(REQUIRED WORK)
The response should contain only those lines of the entries below that include the string "adjusted".

Website and app data records
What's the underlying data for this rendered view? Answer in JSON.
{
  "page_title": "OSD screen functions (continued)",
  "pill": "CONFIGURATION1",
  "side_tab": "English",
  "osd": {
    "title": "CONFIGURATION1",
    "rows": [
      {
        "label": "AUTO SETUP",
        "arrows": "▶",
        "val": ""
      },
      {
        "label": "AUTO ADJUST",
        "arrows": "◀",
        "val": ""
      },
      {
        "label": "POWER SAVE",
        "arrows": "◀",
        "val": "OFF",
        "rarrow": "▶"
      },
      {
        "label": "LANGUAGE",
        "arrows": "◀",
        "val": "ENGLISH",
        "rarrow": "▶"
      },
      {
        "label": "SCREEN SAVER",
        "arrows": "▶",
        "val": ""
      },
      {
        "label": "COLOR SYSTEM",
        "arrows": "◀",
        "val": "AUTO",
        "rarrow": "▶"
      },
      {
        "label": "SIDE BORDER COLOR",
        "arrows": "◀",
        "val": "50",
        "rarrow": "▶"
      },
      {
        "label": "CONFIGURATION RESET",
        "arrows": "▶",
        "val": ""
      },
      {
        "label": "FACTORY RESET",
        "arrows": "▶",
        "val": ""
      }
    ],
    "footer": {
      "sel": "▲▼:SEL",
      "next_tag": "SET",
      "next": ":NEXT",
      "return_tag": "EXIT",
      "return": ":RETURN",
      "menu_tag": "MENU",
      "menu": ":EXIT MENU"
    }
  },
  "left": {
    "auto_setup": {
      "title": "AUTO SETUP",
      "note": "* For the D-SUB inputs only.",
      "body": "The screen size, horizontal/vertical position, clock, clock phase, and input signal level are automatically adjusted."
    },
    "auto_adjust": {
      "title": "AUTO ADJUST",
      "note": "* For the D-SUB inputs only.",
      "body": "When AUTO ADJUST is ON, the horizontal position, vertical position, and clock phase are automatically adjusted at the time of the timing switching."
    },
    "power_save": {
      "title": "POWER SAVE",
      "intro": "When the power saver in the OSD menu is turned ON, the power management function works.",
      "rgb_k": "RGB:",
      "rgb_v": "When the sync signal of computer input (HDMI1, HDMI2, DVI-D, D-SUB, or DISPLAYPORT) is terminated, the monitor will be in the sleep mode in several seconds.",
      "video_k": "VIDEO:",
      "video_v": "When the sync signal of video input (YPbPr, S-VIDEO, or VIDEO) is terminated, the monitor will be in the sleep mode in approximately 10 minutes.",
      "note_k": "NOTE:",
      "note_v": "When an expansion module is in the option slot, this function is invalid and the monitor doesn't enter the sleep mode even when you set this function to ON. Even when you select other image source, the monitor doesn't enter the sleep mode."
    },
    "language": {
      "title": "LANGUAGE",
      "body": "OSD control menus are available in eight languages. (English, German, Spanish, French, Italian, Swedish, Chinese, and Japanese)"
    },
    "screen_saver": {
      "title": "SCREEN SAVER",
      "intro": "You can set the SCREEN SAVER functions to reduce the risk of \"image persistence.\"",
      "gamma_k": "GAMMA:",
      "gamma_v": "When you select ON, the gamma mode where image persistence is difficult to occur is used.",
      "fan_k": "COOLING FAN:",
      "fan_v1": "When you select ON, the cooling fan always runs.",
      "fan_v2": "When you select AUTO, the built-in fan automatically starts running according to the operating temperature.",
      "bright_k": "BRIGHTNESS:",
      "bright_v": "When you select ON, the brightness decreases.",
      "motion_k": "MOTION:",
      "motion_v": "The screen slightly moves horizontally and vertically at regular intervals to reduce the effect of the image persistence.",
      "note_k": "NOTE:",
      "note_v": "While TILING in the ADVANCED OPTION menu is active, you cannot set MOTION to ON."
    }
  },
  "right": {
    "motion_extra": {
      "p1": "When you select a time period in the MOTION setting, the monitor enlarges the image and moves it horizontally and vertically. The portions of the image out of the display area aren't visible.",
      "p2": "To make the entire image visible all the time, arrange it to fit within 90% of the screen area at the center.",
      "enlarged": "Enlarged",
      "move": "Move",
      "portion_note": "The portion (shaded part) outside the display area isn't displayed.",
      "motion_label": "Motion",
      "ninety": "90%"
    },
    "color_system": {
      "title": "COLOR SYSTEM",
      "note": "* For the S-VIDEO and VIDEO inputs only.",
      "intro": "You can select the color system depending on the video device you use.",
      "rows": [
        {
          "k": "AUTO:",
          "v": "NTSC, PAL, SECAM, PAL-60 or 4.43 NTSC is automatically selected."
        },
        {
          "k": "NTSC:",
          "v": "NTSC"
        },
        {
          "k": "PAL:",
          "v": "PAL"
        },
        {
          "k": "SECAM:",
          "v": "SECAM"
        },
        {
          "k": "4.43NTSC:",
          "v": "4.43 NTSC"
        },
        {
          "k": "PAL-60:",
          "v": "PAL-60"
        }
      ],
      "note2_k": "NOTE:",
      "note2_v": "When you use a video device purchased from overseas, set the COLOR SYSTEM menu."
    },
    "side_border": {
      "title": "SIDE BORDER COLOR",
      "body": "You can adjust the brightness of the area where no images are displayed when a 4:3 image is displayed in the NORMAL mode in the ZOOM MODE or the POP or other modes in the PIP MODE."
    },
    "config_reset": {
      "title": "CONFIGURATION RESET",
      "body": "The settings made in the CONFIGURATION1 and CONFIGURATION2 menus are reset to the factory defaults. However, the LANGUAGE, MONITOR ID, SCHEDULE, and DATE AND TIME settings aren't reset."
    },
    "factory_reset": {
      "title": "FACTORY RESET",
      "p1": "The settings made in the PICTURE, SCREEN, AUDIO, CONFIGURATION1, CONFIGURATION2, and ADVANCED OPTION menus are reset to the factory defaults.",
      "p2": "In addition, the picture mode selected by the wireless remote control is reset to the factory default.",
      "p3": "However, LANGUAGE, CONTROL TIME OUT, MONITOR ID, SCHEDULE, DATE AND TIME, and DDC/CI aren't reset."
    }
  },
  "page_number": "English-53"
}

(RESPONSE FOR THIS EXERCISE)
      "body": "The screen size, horizontal/vertical position, clock, clock phase, and input signal level are automatically adjusted."
      "body": "When AUTO ADJUST is ON, the horizontal position, vertical position, and clock phase are automatically adjusted at the time of the timing switching."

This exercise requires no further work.